Website and app data records
=-=-=

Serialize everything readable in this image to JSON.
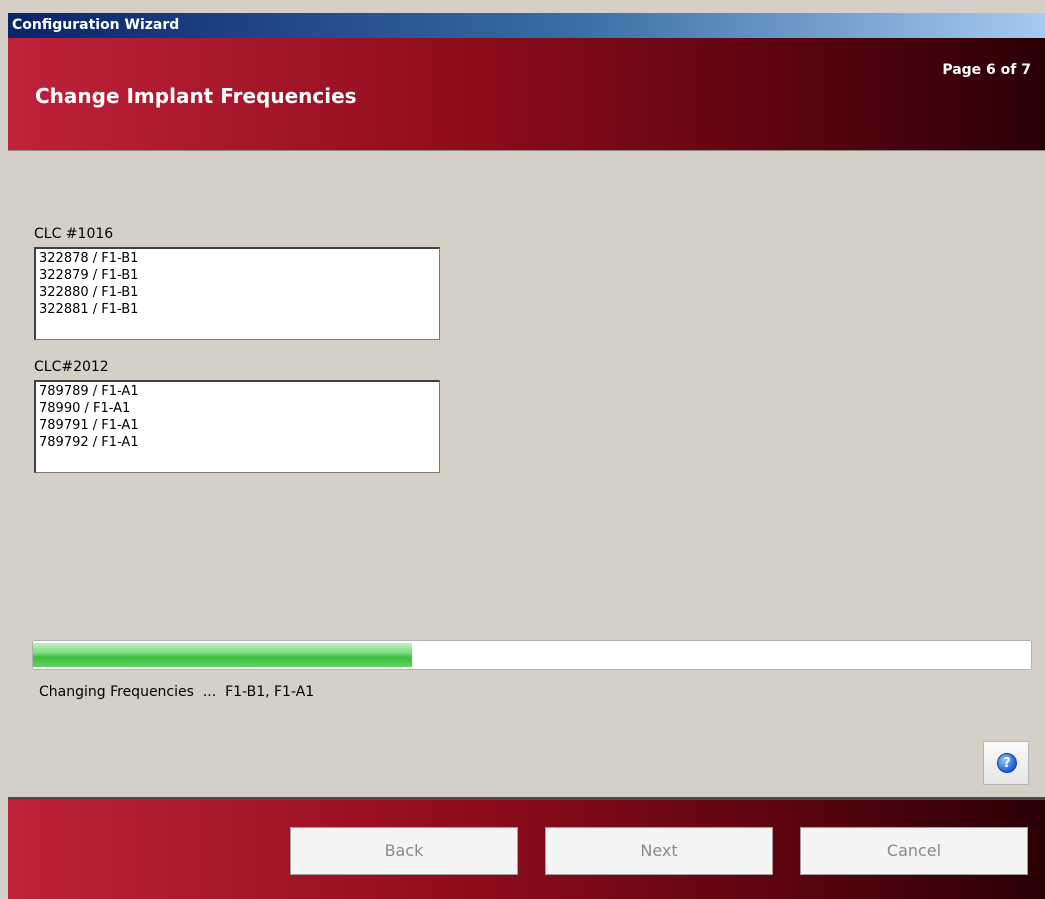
{
  "window": {
    "title": "Configuration Wizard"
  },
  "header": {
    "title": "Change Implant Frequencies",
    "page_indicator": "Page 6 of 7"
  },
  "groups": [
    {
      "label": "CLC #1016",
      "items": [
        "322878 / F1-B1",
        "322879 / F1-B1",
        "322880 / F1-B1",
        "322881 / F1-B1"
      ]
    },
    {
      "label": "CLC#2012",
      "items": [
        "789789 / F1-A1",
        "78990 / F1-A1",
        "789791 / F1-A1",
        "789792 / F1-A1"
      ]
    }
  ],
  "progress": {
    "value_percent": 38
  },
  "status_text": "Changing Frequencies  ...  F1-B1, F1-A1",
  "footer": {
    "back_label": "Back",
    "next_label": "Next",
    "cancel_label": "Cancel"
  },
  "icons": {
    "help": "help-question-icon"
  },
  "colors": {
    "accent_red": "#8e0c1c",
    "title_blue": "#0a246a",
    "progress_green": "#3cbf3c"
  }
}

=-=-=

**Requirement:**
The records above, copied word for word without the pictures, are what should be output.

**Answer box:**
Serialize everything readable in this image to JSON.
{
  "window": {
    "title": "Configuration Wizard"
  },
  "header": {
    "title": "Change Implant Frequencies",
    "page_indicator": "Page 6 of 7"
  },
  "groups": [
    {
      "label": "CLC #1016",
      "items": [
        "322878 / F1-B1",
        "322879 / F1-B1",
        "322880 / F1-B1",
        "322881 / F1-B1"
      ]
    },
    {
      "label": "CLC#2012",
      "items": [
        "789789 / F1-A1",
        "78990 / F1-A1",
        "789791 / F1-A1",
        "789792 / F1-A1"
      ]
    }
  ],
  "progress": {
    "value_percent": 38
  },
  "status_text": "Changing Frequencies  ...  F1-B1, F1-A1",
  "footer": {
    "back_label": "Back",
    "next_label": "Next",
    "cancel_label": "Cancel"
  },
  "icons": {
    "help": "help-question-icon"
  },
  "colors": {
    "accent_red": "#8e0c1c",
    "title_blue": "#0a246a",
    "progress_green": "#3cbf3c"
  }
}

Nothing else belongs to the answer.